Alternative therapies like acupuncture and massage therapy can be very relaxing and, as such, can alleviate anxiety and depression. Some research has supported using acupuncture and massage therapy as treatment options for mental health conditions. Acupuncture and massage therapy can help relieve stress and boost feelings of well-being. For some women, alternative therapies like these will go a long way in helping them alleviate conditions like menopausal anxiety.
- Deep Breathing
A characteristic attitude portrayed by people with anxiety is fast and shallow breathing. Short breaths lead to a fast heart rate, which can give room for severe cases of anxiety, dizziness, and even panic attacks. As a remedy, menopausal women with anxiety problems can practice deep breathing.
Deep breathing exercises are intentional actions to ensure slow and deep breaths to reduce anxiety and restore normal breathing patterns. Studies have shown that people who practice deep breathing are less likely to develop high blood pressure and anxiety.
- Getting Support
In many cases of anxiety and depression during menopause, all the woman needs is support, not medications, not sleep, not even diet options. Anxiety and depression are not handled individually. For this reason, menopausal women going through psychological symptoms are advised to share their conditions with family and close friends.
A strong support system is very important for dealing with depression. Women who feel they lack support can find strong support systems in religious centers, clubs and societies, and therapists. Regardless of background and social status, depression is better managed when shared.
- Positive Attitude
With all the problems and complications during menopause, many women find it difficult to develop and maintain a positive attitude. As difficult and tasking as maintaining an optimistic attitude during menopause may seem, it is important to know that it is a fundamental pillar in the path to recovery. Generally, menopausal women with anxiety and depression can find something they enjoy doing. It could be watching a favorite show or being intentional about getting better. Having a positive attitude will go a long way in facilitating fast recovery.
When to See a Doctor
Conditions like anxiety and depression are delicate and often require delicate management. Menopausal women who suddenly experience short and quick breaths are advised to see the doctor immediately. Also, take cases of frequent nightmares, panic attacks, and severe moodiness to the doctor. Generally, menopausal women showing menopausal symptoms are advised to see a doctor to help them get the best treatment and management options for their symptoms.
Physical symptoms of menopause are given more prominence in today’s society.

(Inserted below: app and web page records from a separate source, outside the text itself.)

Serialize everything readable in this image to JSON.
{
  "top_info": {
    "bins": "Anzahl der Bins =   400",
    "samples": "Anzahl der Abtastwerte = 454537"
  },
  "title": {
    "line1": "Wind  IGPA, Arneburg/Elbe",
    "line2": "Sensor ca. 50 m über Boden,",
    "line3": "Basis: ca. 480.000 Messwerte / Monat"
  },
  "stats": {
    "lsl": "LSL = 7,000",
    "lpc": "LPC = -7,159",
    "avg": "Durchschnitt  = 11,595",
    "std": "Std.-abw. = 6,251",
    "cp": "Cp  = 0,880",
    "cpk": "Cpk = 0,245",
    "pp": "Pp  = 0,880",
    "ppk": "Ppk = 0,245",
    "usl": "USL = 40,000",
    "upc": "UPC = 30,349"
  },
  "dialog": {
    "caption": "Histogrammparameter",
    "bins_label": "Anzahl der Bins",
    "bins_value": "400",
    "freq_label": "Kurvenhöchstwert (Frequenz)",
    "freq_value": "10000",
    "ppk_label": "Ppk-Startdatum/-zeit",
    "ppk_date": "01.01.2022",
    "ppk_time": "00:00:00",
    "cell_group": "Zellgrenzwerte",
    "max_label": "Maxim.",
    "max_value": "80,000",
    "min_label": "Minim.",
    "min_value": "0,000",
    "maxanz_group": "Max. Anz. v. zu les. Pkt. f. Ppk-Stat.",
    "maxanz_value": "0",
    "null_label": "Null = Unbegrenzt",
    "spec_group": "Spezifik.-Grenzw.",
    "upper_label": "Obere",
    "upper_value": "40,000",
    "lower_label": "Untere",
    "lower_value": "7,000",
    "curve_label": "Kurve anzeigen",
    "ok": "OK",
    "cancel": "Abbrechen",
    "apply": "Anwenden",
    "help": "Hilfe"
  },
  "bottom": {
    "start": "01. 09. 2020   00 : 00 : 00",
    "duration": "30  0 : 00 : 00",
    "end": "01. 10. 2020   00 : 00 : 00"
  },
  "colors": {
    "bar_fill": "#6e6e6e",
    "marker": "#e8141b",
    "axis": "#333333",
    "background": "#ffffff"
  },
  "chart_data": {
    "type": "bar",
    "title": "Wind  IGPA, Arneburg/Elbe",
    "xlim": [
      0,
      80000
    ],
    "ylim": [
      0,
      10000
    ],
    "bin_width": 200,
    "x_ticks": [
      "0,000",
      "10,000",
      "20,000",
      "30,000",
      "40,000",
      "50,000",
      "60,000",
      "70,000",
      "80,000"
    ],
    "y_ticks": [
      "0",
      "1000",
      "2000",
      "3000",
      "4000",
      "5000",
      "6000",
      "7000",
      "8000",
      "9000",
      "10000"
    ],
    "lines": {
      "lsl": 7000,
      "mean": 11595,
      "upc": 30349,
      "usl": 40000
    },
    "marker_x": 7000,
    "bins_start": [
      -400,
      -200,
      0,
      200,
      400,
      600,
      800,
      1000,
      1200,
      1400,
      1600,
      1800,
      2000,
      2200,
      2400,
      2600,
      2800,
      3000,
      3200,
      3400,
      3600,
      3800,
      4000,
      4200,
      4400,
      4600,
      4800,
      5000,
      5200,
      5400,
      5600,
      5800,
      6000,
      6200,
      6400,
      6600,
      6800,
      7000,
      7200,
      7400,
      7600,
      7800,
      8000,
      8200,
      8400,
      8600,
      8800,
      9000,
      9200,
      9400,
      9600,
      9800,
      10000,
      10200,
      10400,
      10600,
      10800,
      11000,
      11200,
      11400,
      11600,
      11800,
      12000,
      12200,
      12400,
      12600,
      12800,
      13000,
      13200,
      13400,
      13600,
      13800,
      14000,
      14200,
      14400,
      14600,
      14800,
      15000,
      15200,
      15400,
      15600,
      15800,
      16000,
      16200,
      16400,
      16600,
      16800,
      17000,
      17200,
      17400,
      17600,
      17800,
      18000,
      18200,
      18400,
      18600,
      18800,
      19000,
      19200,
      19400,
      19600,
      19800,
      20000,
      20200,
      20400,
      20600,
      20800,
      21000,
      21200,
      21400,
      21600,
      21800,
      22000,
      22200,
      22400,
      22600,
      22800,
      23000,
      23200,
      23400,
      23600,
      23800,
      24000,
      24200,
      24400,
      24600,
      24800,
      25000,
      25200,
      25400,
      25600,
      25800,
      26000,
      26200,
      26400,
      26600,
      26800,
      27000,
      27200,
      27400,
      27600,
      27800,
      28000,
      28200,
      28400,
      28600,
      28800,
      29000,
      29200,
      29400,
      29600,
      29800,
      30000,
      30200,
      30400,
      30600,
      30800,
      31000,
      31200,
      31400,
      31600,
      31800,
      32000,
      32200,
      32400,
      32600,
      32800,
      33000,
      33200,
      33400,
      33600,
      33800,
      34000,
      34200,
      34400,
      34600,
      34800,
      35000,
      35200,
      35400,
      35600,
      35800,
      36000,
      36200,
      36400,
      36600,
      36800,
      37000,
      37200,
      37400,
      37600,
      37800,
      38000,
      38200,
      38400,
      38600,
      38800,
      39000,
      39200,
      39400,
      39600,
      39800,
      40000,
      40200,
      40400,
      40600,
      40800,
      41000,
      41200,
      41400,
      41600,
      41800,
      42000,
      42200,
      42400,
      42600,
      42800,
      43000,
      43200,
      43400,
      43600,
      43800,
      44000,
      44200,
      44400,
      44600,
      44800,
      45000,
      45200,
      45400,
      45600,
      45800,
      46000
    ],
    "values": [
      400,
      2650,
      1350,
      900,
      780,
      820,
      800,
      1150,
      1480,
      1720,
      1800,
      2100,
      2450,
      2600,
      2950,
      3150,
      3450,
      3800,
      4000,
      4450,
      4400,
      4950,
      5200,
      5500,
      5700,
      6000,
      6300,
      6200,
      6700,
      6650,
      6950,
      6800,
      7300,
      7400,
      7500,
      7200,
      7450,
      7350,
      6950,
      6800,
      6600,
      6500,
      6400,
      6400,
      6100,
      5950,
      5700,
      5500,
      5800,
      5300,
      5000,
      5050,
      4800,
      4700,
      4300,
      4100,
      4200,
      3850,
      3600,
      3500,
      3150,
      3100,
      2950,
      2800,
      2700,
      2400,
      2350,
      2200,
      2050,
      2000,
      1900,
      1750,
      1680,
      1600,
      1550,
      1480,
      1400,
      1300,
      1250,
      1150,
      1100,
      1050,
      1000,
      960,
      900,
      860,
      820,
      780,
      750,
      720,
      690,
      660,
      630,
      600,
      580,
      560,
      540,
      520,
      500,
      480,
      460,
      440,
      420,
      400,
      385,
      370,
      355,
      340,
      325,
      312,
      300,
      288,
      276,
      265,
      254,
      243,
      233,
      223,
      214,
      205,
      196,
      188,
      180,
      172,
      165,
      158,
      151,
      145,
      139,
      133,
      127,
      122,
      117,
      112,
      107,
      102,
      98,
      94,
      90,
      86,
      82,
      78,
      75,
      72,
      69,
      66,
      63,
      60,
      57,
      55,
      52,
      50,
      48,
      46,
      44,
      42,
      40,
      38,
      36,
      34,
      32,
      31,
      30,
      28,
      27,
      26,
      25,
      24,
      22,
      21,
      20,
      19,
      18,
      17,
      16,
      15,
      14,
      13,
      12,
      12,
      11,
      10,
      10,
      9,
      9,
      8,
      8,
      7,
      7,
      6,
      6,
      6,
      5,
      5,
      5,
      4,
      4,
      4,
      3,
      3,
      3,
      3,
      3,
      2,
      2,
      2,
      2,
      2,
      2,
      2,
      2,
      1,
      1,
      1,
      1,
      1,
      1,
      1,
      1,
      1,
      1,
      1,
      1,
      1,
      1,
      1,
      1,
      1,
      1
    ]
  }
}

However, mental symptoms can be detrimental to women. With fewer treatment options for mental symptoms of menopause, many women today do not even know the next step to take when feeling like anxiety, moodiness, irritability, and depression become amplified. Visiting a doctor can be a major step in getting the right answers. You are not your illness.